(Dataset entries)

□ □ □ □ □ □ □

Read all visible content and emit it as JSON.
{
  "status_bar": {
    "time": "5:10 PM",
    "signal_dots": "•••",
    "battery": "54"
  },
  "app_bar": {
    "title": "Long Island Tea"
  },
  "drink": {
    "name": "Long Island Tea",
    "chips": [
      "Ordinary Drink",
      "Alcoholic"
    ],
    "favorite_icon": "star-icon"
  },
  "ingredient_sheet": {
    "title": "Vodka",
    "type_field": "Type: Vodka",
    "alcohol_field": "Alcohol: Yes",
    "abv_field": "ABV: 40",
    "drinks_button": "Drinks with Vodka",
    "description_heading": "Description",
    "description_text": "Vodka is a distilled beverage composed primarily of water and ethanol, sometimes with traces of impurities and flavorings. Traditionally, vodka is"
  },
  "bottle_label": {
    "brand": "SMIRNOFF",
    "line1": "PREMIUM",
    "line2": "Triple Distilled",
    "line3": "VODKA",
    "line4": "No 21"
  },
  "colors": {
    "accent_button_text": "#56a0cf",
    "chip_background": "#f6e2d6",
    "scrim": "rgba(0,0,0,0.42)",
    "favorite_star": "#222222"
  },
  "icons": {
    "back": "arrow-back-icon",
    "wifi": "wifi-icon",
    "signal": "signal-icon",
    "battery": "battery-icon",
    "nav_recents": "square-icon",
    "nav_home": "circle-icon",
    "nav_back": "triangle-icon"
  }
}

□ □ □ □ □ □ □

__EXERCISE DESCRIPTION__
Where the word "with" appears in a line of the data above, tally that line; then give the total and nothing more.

__THE ANSWER__
2